What Is a Sportsbook?

A sportsbook is a gambling establishment that accepts bets on sporting events at pre-set odds. It can also take bets on other public events and lend credit to bettors. Sportsbooks operate in the United States and around the world. Most are located in Nevada, where sports betting is legal. However, more states are making them available online. It’s important to understand how sportsbooks work before betting.

A lot of people confuse the term sportsbook with a specific team or player, but the truth is that the word applies to any type of wager on a sporting event. There are many ways to place a bet, but the most popular are straight bets and spread bets. Straight bets are simply wagering on a single outcome, for example, the Toronto Raptors winning an NBA game against the Boston Celtics. Spread bets, on the other hand, involve “giving away” or “taking” a certain number of points, goals, or runs. Ultimately, the goal of any sportsbook is to make money over time by offering bettors attractive odds.

The odds for a particular event are set by the sportsbook’s head oddsmaker, who uses various sources, such as power rankings and outside consultants, to determine prices. The most common way to present odds is through American odds, which are based on a $100 bet and differ based on which side of the bet is expected to win. The sportsbook’s head oddsmaker may also use other types of odds, such as decimal or fractional odds, to offer customers more options.

Whether you’re looking to bet on football, baseball, basketball, hockey, golf, or combat sports, there is no doubt that the internet is home to numerous sportsbooks. In addition to accepting bets on all of these major sports, many sportsbooks also offer wagers on horse racing, greyhound racing, and more. There are even sportsbooks that specialize in betting on MMA and boxing matches.

While most sportsbooks offer a wide range of wagers, they don’t always have the same prices or policies. For example, some sportsbooks may offer higher limits for bettors who are known to be winning players, while others might adjust their lines in order to attract more action. This is especially true of NFL games, where bets are often taken before the opening line is posted.

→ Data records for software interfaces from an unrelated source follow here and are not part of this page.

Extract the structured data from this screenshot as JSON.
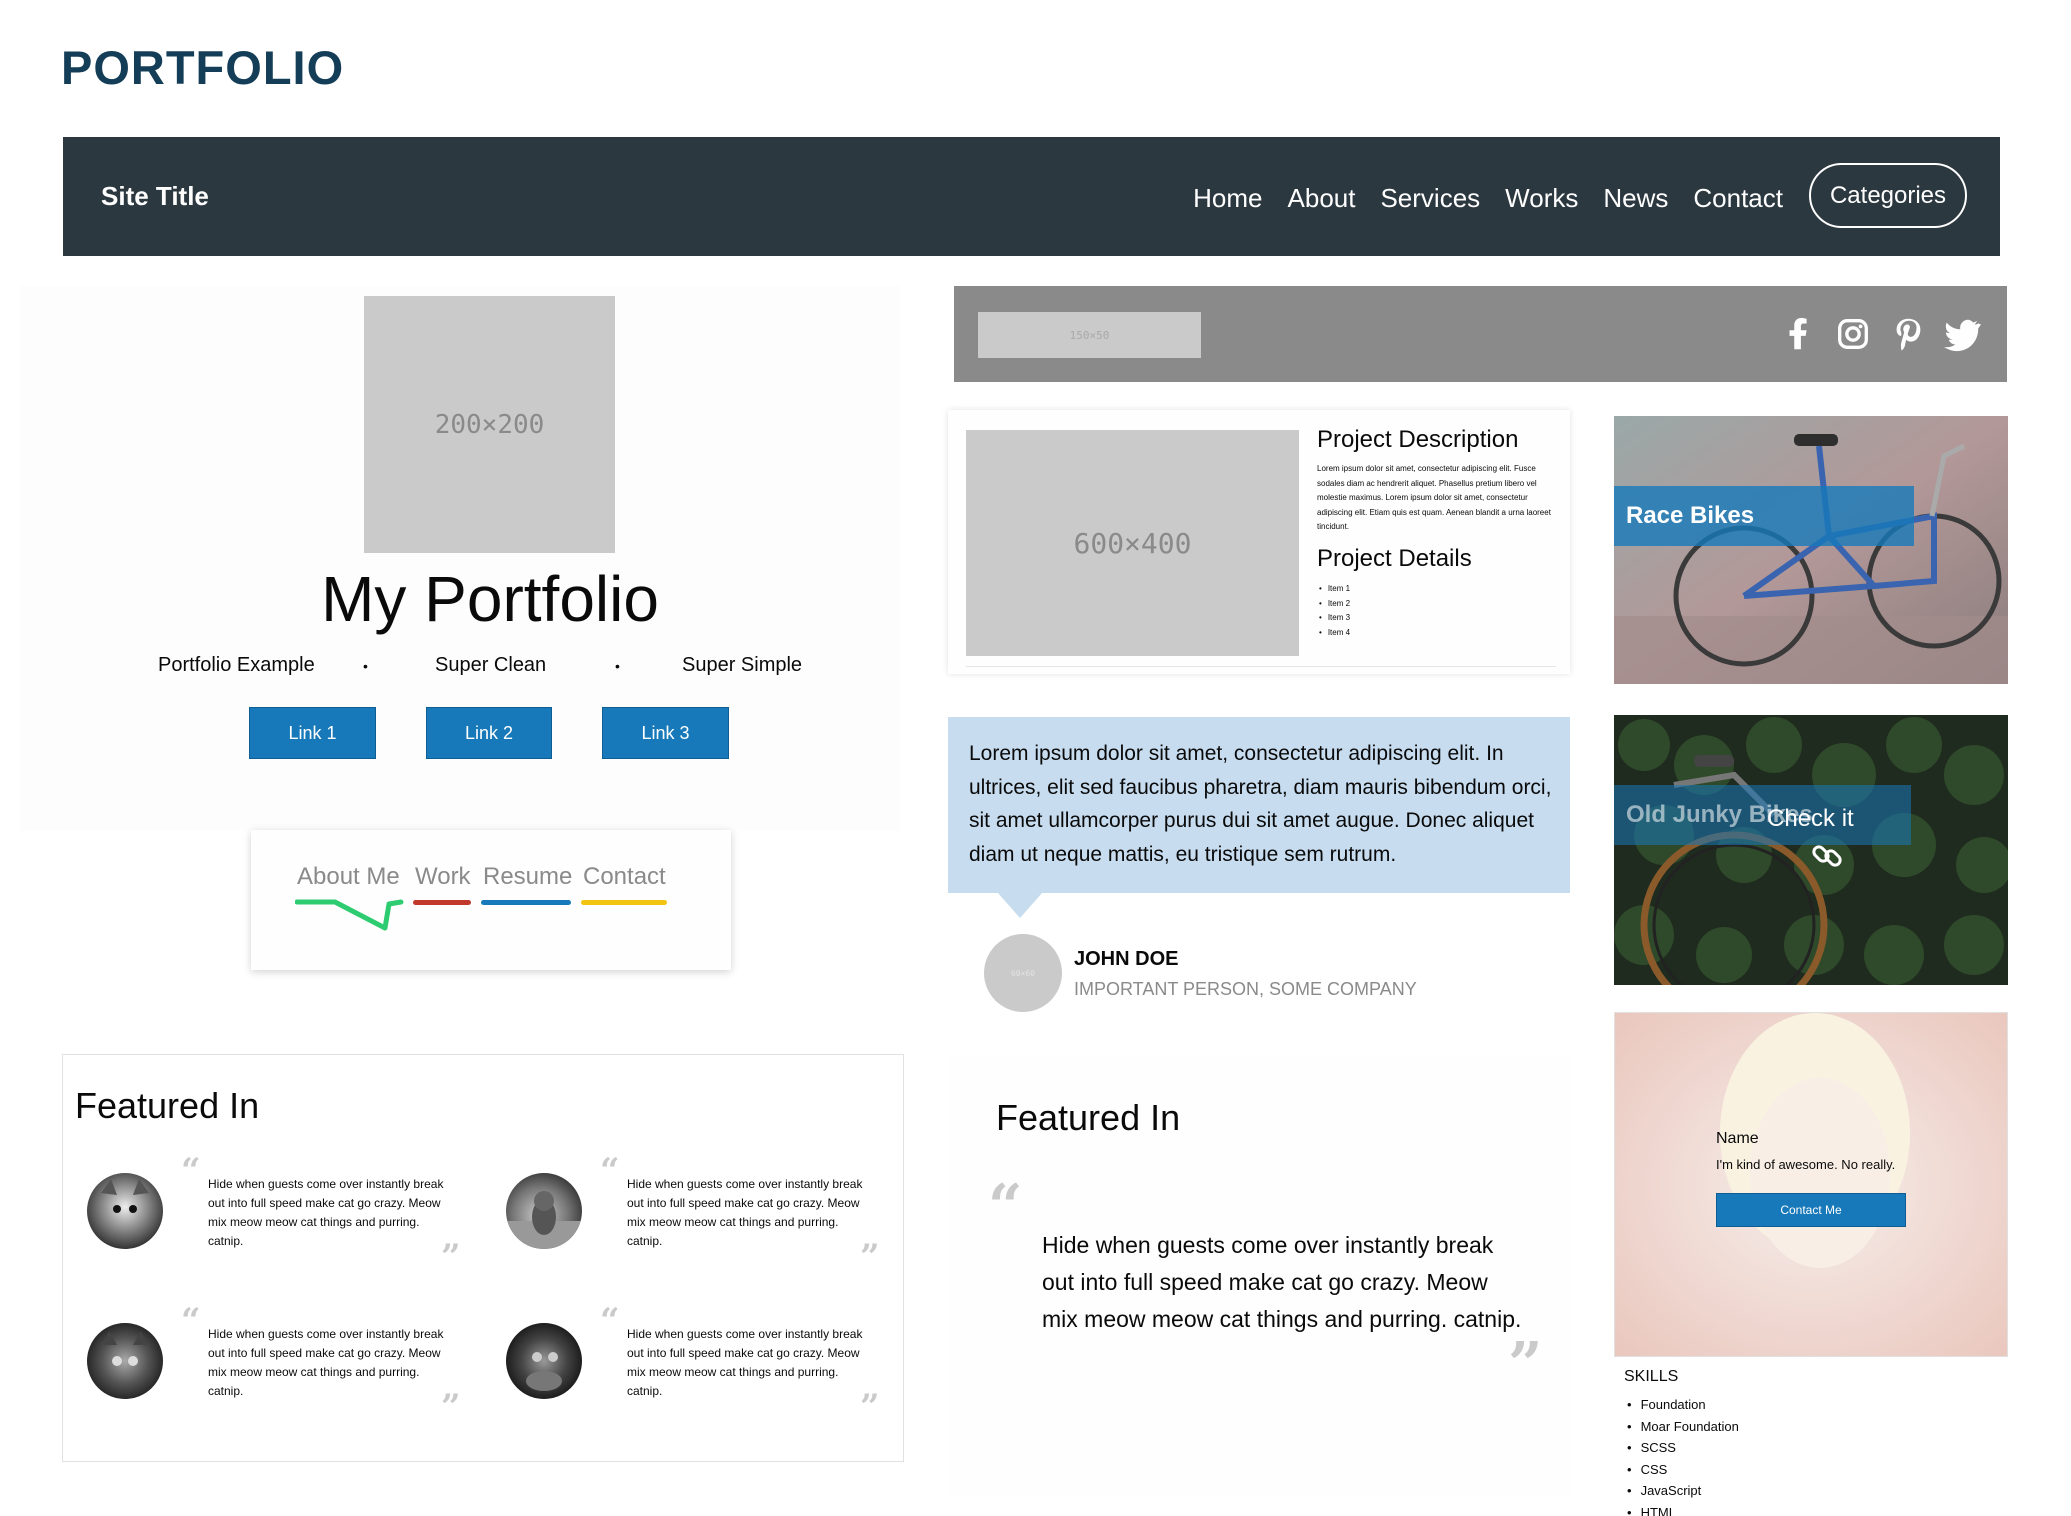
{
  "page": {
    "title": "PORTFOLIO"
  },
  "topbar": {
    "site_title": "Site Title",
    "nav": [
      "Home",
      "About",
      "Services",
      "Works",
      "News",
      "Contact"
    ],
    "categories_label": "Categories"
  },
  "hero": {
    "image_placeholder": "200×200",
    "title": "My Portfolio",
    "tags": [
      "Portfolio Example",
      "Super Clean",
      "Super Simple"
    ],
    "separator": "•",
    "buttons": [
      "Link 1",
      "Link 2",
      "Link 3"
    ]
  },
  "magic_nav": {
    "items": [
      {
        "label": "About Me",
        "color": "#2ecc71"
      },
      {
        "label": "Work",
        "color": "#c0392b"
      },
      {
        "label": "Resume",
        "color": "#1779ba"
      },
      {
        "label": "Contact",
        "color": "#f1c40f"
      }
    ]
  },
  "featured_left": {
    "title": "Featured In",
    "quote_text": "Hide when guests come over instantly break out into full speed make cat go crazy. Meow mix meow meow cat things and purring. catnip.",
    "open_quote": "“",
    "close_quote": "”",
    "count": 4
  },
  "social_bar": {
    "logo_placeholder": "150×50",
    "icons": [
      "facebook-icon",
      "instagram-icon",
      "pinterest-icon",
      "twitter-icon"
    ]
  },
  "project": {
    "image_placeholder": "600×400",
    "description_title": "Project Description",
    "description_text": "Lorem ipsum dolor sit amet, consectetur adipiscing elit. Fusce sodales diam ac hendrerit aliquet. Phasellus pretium libero vel molestie maximus. Lorem ipsum dolor sit amet, consectetur adipiscing elit. Etiam quis est quam. Aenean blandit a urna laoreet tincidunt.",
    "details_title": "Project Details",
    "items": [
      "Item 1",
      "Item 2",
      "Item 3",
      "Item 4"
    ]
  },
  "testimonial": {
    "text": "Lorem ipsum dolor sit amet, consectetur adipiscing elit. In ultrices, elit sed faucibus pharetra, diam mauris bibendum orci, sit amet ullamcorper purus dui sit amet augue. Donec aliquet diam ut neque mattis, eu tristique sem rutrum.",
    "avatar_placeholder": "60×60",
    "name": "JOHN DOE",
    "role": "IMPORTANT PERSON, SOME COMPANY"
  },
  "featured_right": {
    "title": "Featured In",
    "quote_text": "Hide when guests come over instantly break out into full speed make cat go crazy. Meow mix meow meow cat things and purring. catnip.",
    "open_quote": "“",
    "close_quote": "”"
  },
  "cards": {
    "card1_label": "Race Bikes",
    "card2_label": "Old Junky Bikes",
    "card2_overlay": "Check it"
  },
  "profile": {
    "name": "Name",
    "bio": "I'm kind of awesome. No really.",
    "button": "Contact Me",
    "skills_title": "SKILLS",
    "skills": [
      "Foundation",
      "Moar Foundation",
      "SCSS",
      "CSS",
      "JavaScript",
      "HTML"
    ]
  },
  "colors": {
    "brand_dark": "#143d57",
    "topbar": "#2c3840",
    "primary": "#1779ba",
    "testimonial_bg": "#c7dcef",
    "placeholder": "#cacaca"
  }
}
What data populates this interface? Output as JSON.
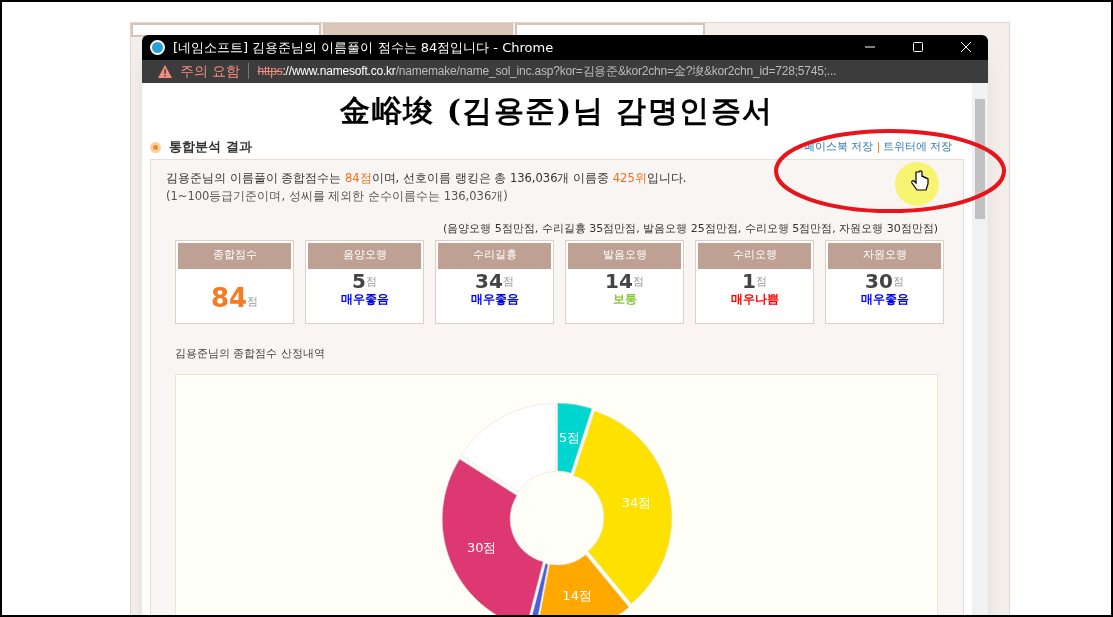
{
  "background_tabs": [
    {
      "selected": false
    },
    {
      "selected": true
    },
    {
      "selected": false
    }
  ],
  "window": {
    "title": "[네임소프트] 김용준님의 이름풀이 점수는 84점입니다 - Chrome",
    "security": "주의 요함",
    "url_scheme": "https",
    "url_host": "://www.namesoft.co.kr",
    "url_path": "/namemake/name_sol_inc.asp?kor=김용준&kor2chn=金?埈&kor2chn_id=728;5745;..."
  },
  "heading": "金峪埈 (김용준)님 감명인증서",
  "section": {
    "title": "통합분석 결과",
    "share_links": [
      "페이스북 저장",
      "트위터에 저장"
    ]
  },
  "summary": {
    "line1": "김용준님의 이름풀이 종합점수는 **84점**이며, 선호이름 랭킹은 총 136,036개 이름중 **425위**입니다.",
    "line2": "(1~100등급기준이며, 성씨를 제외한 순수이름수는 136,036개)"
  },
  "max_note": "(음양오행 5점만점, 수리길흉 35점만점, 발음오행 25점만점, 수리오행 5점만점, 자원오행 30점만점)",
  "score_cards": [
    {
      "kind": "total",
      "label": "종합점수",
      "score": "84",
      "unit": "점"
    },
    {
      "kind": "item",
      "label": "음양오행",
      "score": "5",
      "unit": "점",
      "rating": "매우좋음",
      "color": "#0000ff"
    },
    {
      "kind": "item",
      "label": "수리길흉",
      "score": "34",
      "unit": "점",
      "rating": "매우좋음",
      "color": "#0000ff"
    },
    {
      "kind": "item",
      "label": "발음오행",
      "score": "14",
      "unit": "점",
      "rating": "보통",
      "color": "#8cc63f"
    },
    {
      "kind": "item",
      "label": "수리오행",
      "score": "1",
      "unit": "점",
      "rating": "매우나쁨",
      "color": "#ff0000"
    },
    {
      "kind": "item",
      "label": "자원오행",
      "score": "30",
      "unit": "점",
      "rating": "매우좋음",
      "color": "#0000ff"
    }
  ],
  "chart_caption": "김용준님의 종합점수 산정내역",
  "chart": {
    "chart_data": {
      "type": "donut",
      "values": [
        5,
        34,
        14,
        1,
        30,
        16
      ],
      "colors": [
        "#00d6d0",
        "#ffe100",
        "#ffa800",
        "#4b5fd6",
        "#de3872",
        "#ffffff"
      ],
      "value_labels": [
        "5점",
        "34점",
        "14점",
        null,
        "30점",
        null
      ]
    }
  }
}
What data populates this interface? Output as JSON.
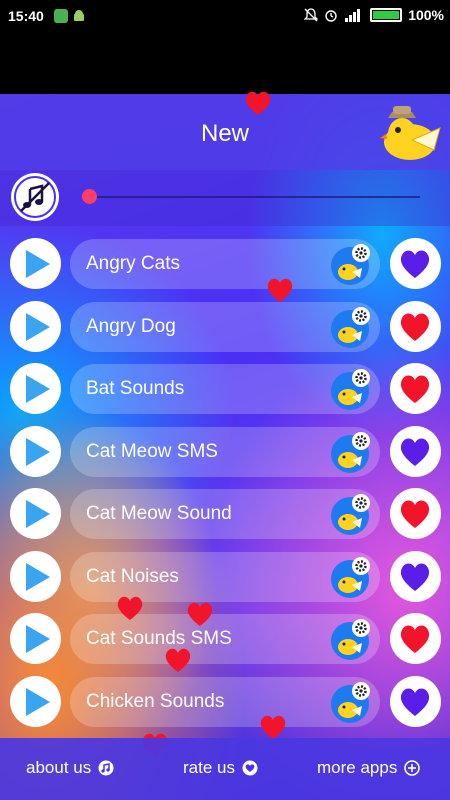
{
  "status_bar": {
    "time": "15:40",
    "battery": "100%",
    "icons": [
      "gallery-app-icon",
      "android-icon",
      "bell-off-icon",
      "alarm-icon",
      "signal-icon",
      "battery-charging-icon"
    ]
  },
  "header": {
    "title": "New",
    "logo_icon": "yellow-bird-with-hat-icon"
  },
  "player": {
    "music_icon": "music-note-off-icon",
    "seek_progress": 0.0
  },
  "sounds": [
    {
      "label": "Angry Cats",
      "favorite": false
    },
    {
      "label": "Angry Dog",
      "favorite": true
    },
    {
      "label": "Bat Sounds",
      "favorite": true
    },
    {
      "label": "Cat Meow SMS",
      "favorite": false
    },
    {
      "label": "Cat Meow Sound",
      "favorite": true
    },
    {
      "label": "Cat Noises",
      "favorite": false
    },
    {
      "label": "Cat Sounds SMS",
      "favorite": true
    },
    {
      "label": "Chicken Sounds",
      "favorite": false
    }
  ],
  "footer": {
    "about_label": "about us",
    "rate_label": "rate us",
    "more_label": "more apps"
  },
  "colors": {
    "accent": "#4a2ff5",
    "play": "#3aa4f0",
    "heart_fav": "#f1142a",
    "heart_empty": "#5a1ee8",
    "seek_thumb": "#ff3d6a"
  }
}
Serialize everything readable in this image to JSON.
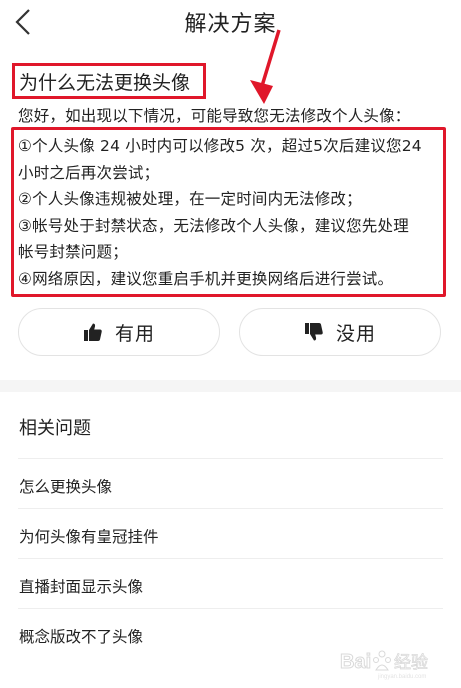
{
  "header": {
    "back_icon": "chevron-left-icon",
    "title": "解决方案"
  },
  "question": {
    "title": "为什么无法更换头像"
  },
  "answer": {
    "intro": "您好，如出现以下情况，可能导致您无法修改个人头像：",
    "lines": [
      "①个人头像 24 小时内可以修改5 次，超过5次后建议您24",
      "小时之后再次尝试；",
      "②个人头像违规被处理，在一定时间内无法修改；",
      "③帐号处于封禁状态，无法修改个人头像，建议您先处理",
      "帐号封禁问题；",
      "④网络原因，建议您重启手机并更换网络后进行尝试。"
    ]
  },
  "feedback": {
    "useful_label": "有用",
    "useful_icon": "thumbs-up-icon",
    "useless_label": "没用",
    "useless_icon": "thumbs-down-icon"
  },
  "related": {
    "title": "相关问题",
    "items": [
      "怎么更换头像",
      "为何头像有皇冠挂件",
      "直播封面显示头像",
      "概念版改不了头像"
    ]
  },
  "colors": {
    "annotation_red": "#e0172a",
    "text": "#222222",
    "divider": "#eeeeee",
    "band": "#f5f5f5"
  },
  "watermark": {
    "text": "Baidu 经验"
  }
}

The best sportsbooks are the ones that can balance the action between winners and losers. This is accomplished by having a staff that is knowledgeable about the rules and regulations of their state’s sports. It is also important to keep track of your bets and avoid overbetting, as this can lead to serious financial problems. Finally, it is a good idea to bet only on teams and events that you are familiar with from a rules standpoint and to research stats and trends.

Until recently, most states viewed sports betting as illegal and required that bettors place their bets in person. But after a Supreme Court decision in 2018, more than 30 states now allow sportsbooks to open, and many of these are accessible online.